> WORK TO BE COMPLETED
Could you return every record below word for word, leaving out the pictures?

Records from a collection

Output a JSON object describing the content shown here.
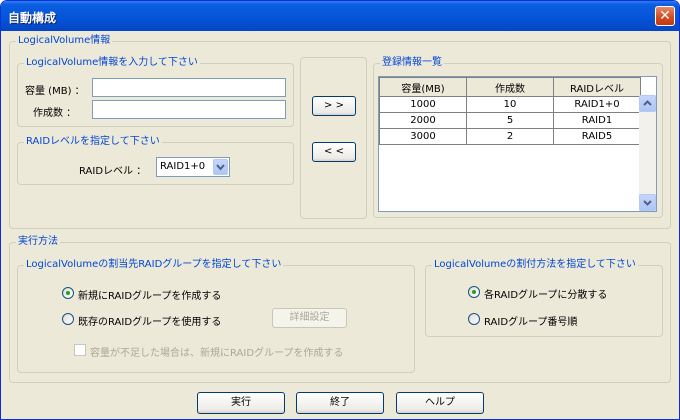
{
  "window": {
    "title": "自動構成",
    "close_glyph": "✕"
  },
  "lv_info": {
    "legend": "LogicalVolume情報",
    "input_group": {
      "legend": "LogicalVolume情報を入力して下さい",
      "capacity_label": "容量 (MB) ：",
      "capacity_value": "",
      "count_label": "作成数 ：",
      "count_value": ""
    },
    "raid_group": {
      "legend": "RAIDレベルを指定して下さい",
      "raid_label": "RAIDレベル ：",
      "raid_value": "RAID1+0"
    },
    "add_button": "> >",
    "remove_button": "< <"
  },
  "registered": {
    "legend": "登録情報一覧",
    "columns": [
      "容量(MB)",
      "作成数",
      "RAIDレベル"
    ],
    "rows": [
      [
        "1000",
        "10",
        "RAID1+0"
      ],
      [
        "2000",
        "5",
        "RAID1"
      ],
      [
        "3000",
        "2",
        "RAID5"
      ]
    ]
  },
  "execution": {
    "legend": "実行方法",
    "target_group": {
      "legend": "LogicalVolumeの割当先RAIDグループを指定して下さい",
      "option_new": "新規にRAIDグループを作成する",
      "option_existing": "既存のRAIDグループを使用する",
      "detail_button": "詳細設定",
      "fallback_check": "容量が不足した場合は、新規にRAIDグループを作成する"
    },
    "method_group": {
      "legend": "LogicalVolumeの割付方法を指定して下さい",
      "option_distribute": "各RAIDグループに分散する",
      "option_number": "RAIDグループ番号順"
    }
  },
  "footer": {
    "run": "実行",
    "exit": "終了",
    "help": "ヘルプ"
  },
  "state": {
    "target_selected": "new",
    "method_selected": "distribute",
    "fallback_checked": false,
    "fallback_enabled": false,
    "detail_enabled": false
  },
  "colors": {
    "legend_text": "#0046d5",
    "title_bar": "#0553d6",
    "radio_dot": "#21a121"
  }
}
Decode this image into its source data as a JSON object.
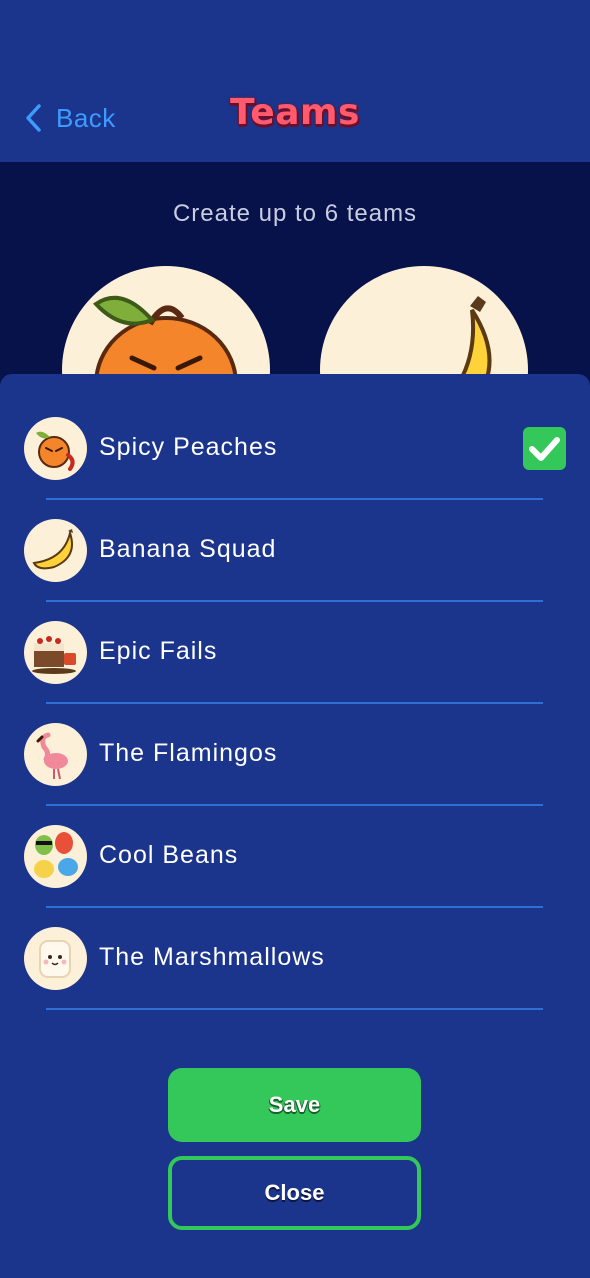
{
  "header": {
    "back_label": "Back",
    "title": "Teams"
  },
  "intro": {
    "subtitle": "Create up to 6 teams"
  },
  "teams": [
    {
      "name": "Spicy Peaches",
      "icon": "peach-icon",
      "selected": true
    },
    {
      "name": "Banana Squad",
      "icon": "banana-icon",
      "selected": false
    },
    {
      "name": "Epic Fails",
      "icon": "cake-icon",
      "selected": false
    },
    {
      "name": "The Flamingos",
      "icon": "flamingo-icon",
      "selected": false
    },
    {
      "name": "Cool Beans",
      "icon": "beans-icon",
      "selected": false
    },
    {
      "name": "The Marshmallows",
      "icon": "marshmallow-icon",
      "selected": false
    }
  ],
  "actions": {
    "save_label": "Save",
    "close_label": "Close"
  },
  "colors": {
    "header_bg": "#1b348c",
    "page_bg": "#07114a",
    "accent_green": "#34c759",
    "link_blue": "#3d9bff",
    "title_pink": "#ff5a6e"
  }
}
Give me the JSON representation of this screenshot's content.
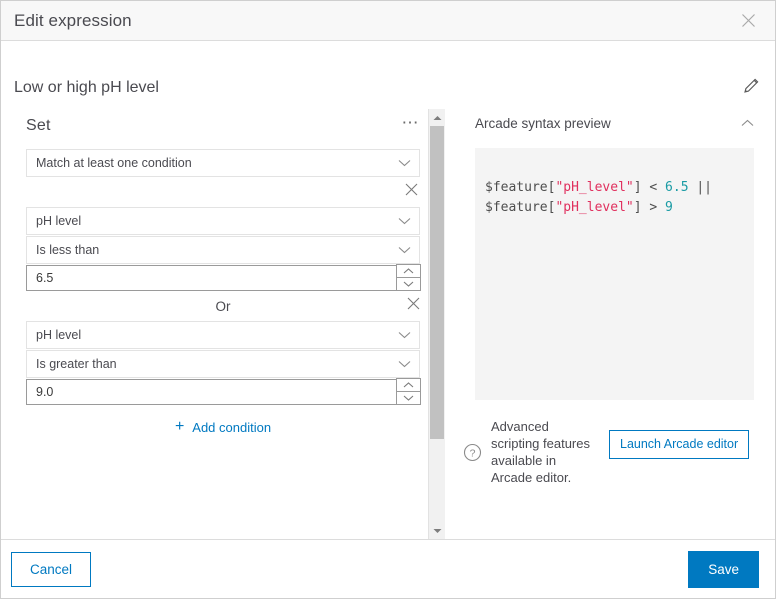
{
  "header": {
    "title": "Edit expression",
    "close_icon": "close-icon"
  },
  "expression": {
    "name": "Low or high pH level",
    "edit_icon": "pencil-icon"
  },
  "set": {
    "label": "Set",
    "menu_icon": "ellipsis-icon",
    "match_mode": "Match at least one condition",
    "remove_set_icon": "close-icon",
    "conditions": [
      {
        "field": "pH level",
        "operator": "Is less than",
        "value": "6.5"
      },
      {
        "field": "pH level",
        "operator": "Is greater than",
        "value": "9.0"
      }
    ],
    "joiner": "Or",
    "remove_condition_icon": "close-icon",
    "add_condition": "Add condition",
    "add_condition_icon": "plus-icon"
  },
  "preview": {
    "title": "Arcade syntax preview",
    "collapse_icon": "chevron-up-icon",
    "code_lines": [
      [
        {
          "t": "$feature[",
          "c": "tok-op"
        },
        {
          "t": "\"pH_level\"",
          "c": "tok-str"
        },
        {
          "t": "] < ",
          "c": "tok-op"
        },
        {
          "t": "6.5",
          "c": "tok-num"
        },
        {
          "t": " ||",
          "c": "tok-op"
        }
      ],
      [
        {
          "t": "$feature[",
          "c": "tok-op"
        },
        {
          "t": "\"pH_level\"",
          "c": "tok-str"
        },
        {
          "t": "] > ",
          "c": "tok-op"
        },
        {
          "t": "9",
          "c": "tok-num"
        }
      ]
    ]
  },
  "advanced": {
    "help_icon": "help-circle-icon",
    "text": "Advanced scripting features available in Arcade editor.",
    "launch_label": "Launch Arcade editor"
  },
  "footer": {
    "cancel": "Cancel",
    "save": "Save"
  },
  "colors": {
    "accent": "#0079c1",
    "string": "#e0305e",
    "number": "#1a9ba4",
    "code": "#4e4e4e"
  }
}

> RESPONSE
Output a JSON object describing the content shown here.
{
  "window": {
    "title": "自動構成",
    "close_glyph": "✕"
  },
  "lv_info": {
    "legend": "LogicalVolume情報",
    "input_group": {
      "legend": "LogicalVolume情報を入力して下さい",
      "capacity_label": "容量 (MB) ：",
      "capacity_value": "",
      "count_label": "作成数 ：",
      "count_value": ""
    },
    "raid_group": {
      "legend": "RAIDレベルを指定して下さい",
      "raid_label": "RAIDレベル ：",
      "raid_value": "RAID1+0"
    },
    "add_button": "> >",
    "remove_button": "< <"
  },
  "registered": {
    "legend": "登録情報一覧",
    "columns": [
      "容量(MB)",
      "作成数",
      "RAIDレベル"
    ],
    "rows": [
      [
        "1000",
        "10",
        "RAID1+0"
      ],
      [
        "2000",
        "5",
        "RAID1"
      ],
      [
        "3000",
        "2",
        "RAID5"
      ]
    ]
  },
  "execution": {
    "legend": "実行方法",
    "target_group": {
      "legend": "LogicalVolumeの割当先RAIDグループを指定して下さい",
      "option_new": "新規にRAIDグループを作成する",
      "option_existing": "既存のRAIDグループを使用する",
      "detail_button": "詳細設定",
      "fallback_check": "容量が不足した場合は、新規にRAIDグループを作成する"
    },
    "method_group": {
      "legend": "LogicalVolumeの割付方法を指定して下さい",
      "option_distribute": "各RAIDグループに分散する",
      "option_number": "RAIDグループ番号順"
    }
  },
  "footer": {
    "run": "実行",
    "exit": "終了",
    "help": "ヘルプ"
  },
  "state": {
    "target_selected": "new",
    "method_selected": "distribute",
    "fallback_checked": false,
    "fallback_enabled": false,
    "detail_enabled": false
  },
  "colors": {
    "legend_text": "#0046d5",
    "title_bar": "#0553d6",
    "radio_dot": "#21a121"
  }
}
Decode this image into its source data as a JSON object.
{
  "header": {
    "back_label": "Back",
    "title": "Teams"
  },
  "intro": {
    "subtitle": "Create up to 6 teams"
  },
  "teams": [
    {
      "name": "Spicy Peaches",
      "icon": "peach-icon",
      "selected": true
    },
    {
      "name": "Banana Squad",
      "icon": "banana-icon",
      "selected": false
    },
    {
      "name": "Epic Fails",
      "icon": "cake-icon",
      "selected": false
    },
    {
      "name": "The Flamingos",
      "icon": "flamingo-icon",
      "selected": false
    },
    {
      "name": "Cool Beans",
      "icon": "beans-icon",
      "selected": false
    },
    {
      "name": "The Marshmallows",
      "icon": "marshmallow-icon",
      "selected": false
    }
  ],
  "actions": {
    "save_label": "Save",
    "close_label": "Close"
  },
  "colors": {
    "header_bg": "#1b348c",
    "page_bg": "#07114a",
    "accent_green": "#34c759",
    "link_blue": "#3d9bff",
    "title_pink": "#ff5a6e"
  }
}
Give me the JSON representation of this screenshot's content.
{
  "header": {
    "title": "Edit expression",
    "close_icon": "close-icon"
  },
  "expression": {
    "name": "Low or high pH level",
    "edit_icon": "pencil-icon"
  },
  "set": {
    "label": "Set",
    "menu_icon": "ellipsis-icon",
    "match_mode": "Match at least one condition",
    "remove_set_icon": "close-icon",
    "conditions": [
      {
        "field": "pH level",
        "operator": "Is less than",
        "value": "6.5"
      },
      {
        "field": "pH level",
        "operator": "Is greater than",
        "value": "9.0"
      }
    ],
    "joiner": "Or",
    "remove_condition_icon": "close-icon",
    "add_condition": "Add condition",
    "add_condition_icon": "plus-icon"
  },
  "preview": {
    "title": "Arcade syntax preview",
    "collapse_icon": "chevron-up-icon",
    "code_lines": [
      [
        {
          "t": "$feature[",
          "c": "tok-op"
        },
        {
          "t": "\"pH_level\"",
          "c": "tok-str"
        },
        {
          "t": "] < ",
          "c": "tok-op"
        },
        {
          "t": "6.5",
          "c": "tok-num"
        },
        {
          "t": " ||",
          "c": "tok-op"
        }
      ],
      [
        {
          "t": "$feature[",
          "c": "tok-op"
        },
        {
          "t": "\"pH_level\"",
          "c": "tok-str"
        },
        {
          "t": "] > ",
          "c": "tok-op"
        },
        {
          "t": "9",
          "c": "tok-num"
        }
      ]
    ]
  },
  "advanced": {
    "help_icon": "help-circle-icon",
    "text": "Advanced scripting features available in Arcade editor.",
    "launch_label": "Launch Arcade editor"
  },
  "footer": {
    "cancel": "Cancel",
    "save": "Save"
  },
  "colors": {
    "accent": "#0079c1",
    "string": "#e0305e",
    "number": "#1a9ba4",
    "code": "#4e4e4e"
  }
}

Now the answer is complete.